At the commencement of the list of Mr. Collins's works, the names of the purchasers, and the statement of the prices received for a few of his earlier pictures will be found wanting; information on these heads not being regularly afforded in the opening entries in his account and commission-books. These omissions, however, do not occur after the dates of his first works (which were small in size, and sold at distant and irregular periods) ; the names of the possessors of all his more important and matured productions, with the prices received for them being mentioned in his books, and consequently presented in the list subjoined.

A catalogue of the engravings from Mr. Collins's pictures is attached to the catalogue of the pictures themselves. It is hoped that both will be found compendious and correct.

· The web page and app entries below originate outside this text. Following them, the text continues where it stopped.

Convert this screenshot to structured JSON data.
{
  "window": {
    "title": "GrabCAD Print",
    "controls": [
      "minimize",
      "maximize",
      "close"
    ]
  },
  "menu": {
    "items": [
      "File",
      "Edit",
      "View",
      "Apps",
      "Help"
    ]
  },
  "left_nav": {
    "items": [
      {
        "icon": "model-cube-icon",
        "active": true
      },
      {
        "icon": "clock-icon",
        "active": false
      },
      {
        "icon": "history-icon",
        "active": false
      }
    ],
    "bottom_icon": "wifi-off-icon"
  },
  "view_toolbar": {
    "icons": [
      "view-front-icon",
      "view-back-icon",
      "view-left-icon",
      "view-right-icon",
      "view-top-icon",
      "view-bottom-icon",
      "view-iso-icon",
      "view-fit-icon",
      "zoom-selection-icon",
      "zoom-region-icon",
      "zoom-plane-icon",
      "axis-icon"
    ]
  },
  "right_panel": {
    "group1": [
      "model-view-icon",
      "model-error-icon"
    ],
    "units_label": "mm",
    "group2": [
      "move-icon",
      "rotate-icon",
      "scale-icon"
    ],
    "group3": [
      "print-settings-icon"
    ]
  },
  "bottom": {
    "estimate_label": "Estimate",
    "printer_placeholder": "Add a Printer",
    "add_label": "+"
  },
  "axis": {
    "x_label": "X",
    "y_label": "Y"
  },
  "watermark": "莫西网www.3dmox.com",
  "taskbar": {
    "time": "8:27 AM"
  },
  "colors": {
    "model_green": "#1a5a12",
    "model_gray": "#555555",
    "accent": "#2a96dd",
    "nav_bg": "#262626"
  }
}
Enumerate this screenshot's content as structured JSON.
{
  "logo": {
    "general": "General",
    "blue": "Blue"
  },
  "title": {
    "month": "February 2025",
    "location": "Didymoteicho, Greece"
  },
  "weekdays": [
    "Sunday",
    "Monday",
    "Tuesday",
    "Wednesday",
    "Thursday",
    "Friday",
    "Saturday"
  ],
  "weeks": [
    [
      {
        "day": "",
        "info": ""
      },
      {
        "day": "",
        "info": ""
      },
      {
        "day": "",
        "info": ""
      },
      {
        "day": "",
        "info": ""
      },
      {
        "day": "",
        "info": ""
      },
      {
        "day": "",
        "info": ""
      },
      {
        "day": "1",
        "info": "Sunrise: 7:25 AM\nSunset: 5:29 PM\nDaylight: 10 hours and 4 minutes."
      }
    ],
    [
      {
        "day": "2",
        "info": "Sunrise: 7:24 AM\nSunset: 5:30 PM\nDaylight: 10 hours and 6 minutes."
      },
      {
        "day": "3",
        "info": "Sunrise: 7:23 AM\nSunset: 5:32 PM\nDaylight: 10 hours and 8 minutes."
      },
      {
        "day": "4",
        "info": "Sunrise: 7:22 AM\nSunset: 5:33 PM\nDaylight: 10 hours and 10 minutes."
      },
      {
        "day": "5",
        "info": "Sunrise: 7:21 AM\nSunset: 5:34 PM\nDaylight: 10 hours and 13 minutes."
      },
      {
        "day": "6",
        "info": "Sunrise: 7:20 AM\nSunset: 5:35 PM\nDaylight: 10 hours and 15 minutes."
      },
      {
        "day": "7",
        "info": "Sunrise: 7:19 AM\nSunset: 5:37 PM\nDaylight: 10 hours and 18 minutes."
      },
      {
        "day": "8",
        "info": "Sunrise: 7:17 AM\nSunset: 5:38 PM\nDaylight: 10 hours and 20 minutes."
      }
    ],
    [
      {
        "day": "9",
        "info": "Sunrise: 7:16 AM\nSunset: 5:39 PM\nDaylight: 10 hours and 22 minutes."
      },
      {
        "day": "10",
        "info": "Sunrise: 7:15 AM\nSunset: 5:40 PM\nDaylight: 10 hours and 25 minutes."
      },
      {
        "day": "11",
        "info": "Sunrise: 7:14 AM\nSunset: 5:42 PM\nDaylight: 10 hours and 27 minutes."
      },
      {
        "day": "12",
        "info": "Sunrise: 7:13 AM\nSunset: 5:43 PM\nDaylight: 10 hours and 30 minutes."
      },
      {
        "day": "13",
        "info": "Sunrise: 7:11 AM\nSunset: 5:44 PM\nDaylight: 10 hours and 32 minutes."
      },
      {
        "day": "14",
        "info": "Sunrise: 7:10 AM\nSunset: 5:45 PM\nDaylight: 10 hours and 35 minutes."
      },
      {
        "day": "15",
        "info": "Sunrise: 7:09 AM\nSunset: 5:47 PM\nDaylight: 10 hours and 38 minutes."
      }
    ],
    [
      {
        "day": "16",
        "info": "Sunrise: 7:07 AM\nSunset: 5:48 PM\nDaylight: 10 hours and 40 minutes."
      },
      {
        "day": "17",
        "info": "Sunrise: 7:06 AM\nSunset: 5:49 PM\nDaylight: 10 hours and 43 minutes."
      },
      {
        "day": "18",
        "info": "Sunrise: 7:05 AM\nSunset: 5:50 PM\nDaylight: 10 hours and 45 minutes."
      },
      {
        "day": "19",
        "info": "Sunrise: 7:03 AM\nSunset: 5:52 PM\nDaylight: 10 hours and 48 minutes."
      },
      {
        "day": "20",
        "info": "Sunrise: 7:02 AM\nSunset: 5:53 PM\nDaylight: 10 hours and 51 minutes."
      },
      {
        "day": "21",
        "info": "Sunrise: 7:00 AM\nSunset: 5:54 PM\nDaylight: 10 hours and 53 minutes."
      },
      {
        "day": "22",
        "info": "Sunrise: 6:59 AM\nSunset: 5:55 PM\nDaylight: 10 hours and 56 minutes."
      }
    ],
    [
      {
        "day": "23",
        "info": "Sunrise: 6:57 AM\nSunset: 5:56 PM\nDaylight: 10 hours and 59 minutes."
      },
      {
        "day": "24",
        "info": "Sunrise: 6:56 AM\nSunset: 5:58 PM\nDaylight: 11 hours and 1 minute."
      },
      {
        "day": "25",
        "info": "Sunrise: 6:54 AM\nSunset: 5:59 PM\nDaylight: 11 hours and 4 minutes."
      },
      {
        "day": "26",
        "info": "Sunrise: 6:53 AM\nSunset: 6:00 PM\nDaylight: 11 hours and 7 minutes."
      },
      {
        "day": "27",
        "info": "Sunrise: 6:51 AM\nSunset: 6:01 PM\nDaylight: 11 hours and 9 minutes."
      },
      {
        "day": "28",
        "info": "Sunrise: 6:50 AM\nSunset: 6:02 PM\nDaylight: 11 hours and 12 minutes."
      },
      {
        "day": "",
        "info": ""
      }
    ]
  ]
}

In conclusion, a few words on the subject of the illustrations to these Memoirs may not inappropriately be introduced in this place. The portrait-from which Mr. H. Robinson has produced the faithful and spirited engraving presented to the reader-exhibits Mr. Collins in his more reflective moods, pourtraying the expression assumed by his countenance when he might be mentally arranging the composition of a new picture, or pondering over any recent impressions that he had derived from Art. It is considered to be a most characteristic likeness by all who were personally acquainted with him. Of the two vignette engravings, that in the first volume is executed from one of Mr. Collins's designs for an intended picture; and that in the second, from one of his sketches from Nature. Both speak for themselves, as examples of the most popular branches of his Art; and in both, the vigour and freshness of the original drawings have been preserved with remarkable fidelity and success, under the graver of Mr. Hinchcliffe.

                           PICTURES PAINTED BY WILLIAM COLLINS, R.A.


Date. Title of the Work. Where exhibited. For whom painted or by whom purchased. Sum received.
1807 Morning - a View near Millbank Royal Academy    
  A Scene near Millbank Royal Academy    
1808 View of Castlebridge, Surrey - effect of a Shower British Institution    
  A Coming Storm  British Institution    
  Study from Nature on the Thames British Institution   4 gs.
  Second View of Castlebridge, Surrey British Institution    
  Study from Nature on Hampstead-heath British Institution    
  Boats at Low-water Not Exhibited   £3  16s.
  A Candle-night Scene Not Exhibited   8 gs.
  Portrait of the Honourable Mrs. Hare Not Exhibited The Honourable Mrs. Hare 30 gs.
  Portrait of Mr. A. Lee Not Exhibited   15 gs.
1809 A Boy at Breakfast Royal Academy    
  Boys with a Bird's-nest Royal Academy T. Lister Parker, Esq. 25 gs.
  Portrait of Master Lee--as he spoke the Prologue at the Haymarket Theatre Royal Academy    
  A Green-stall--a Night Scene--Now in the possession of Mr. Criswick British Institution    
  A Woody Scene--View in Surrey British Institution    
  Sea Shore--a Cloudy Day British Institution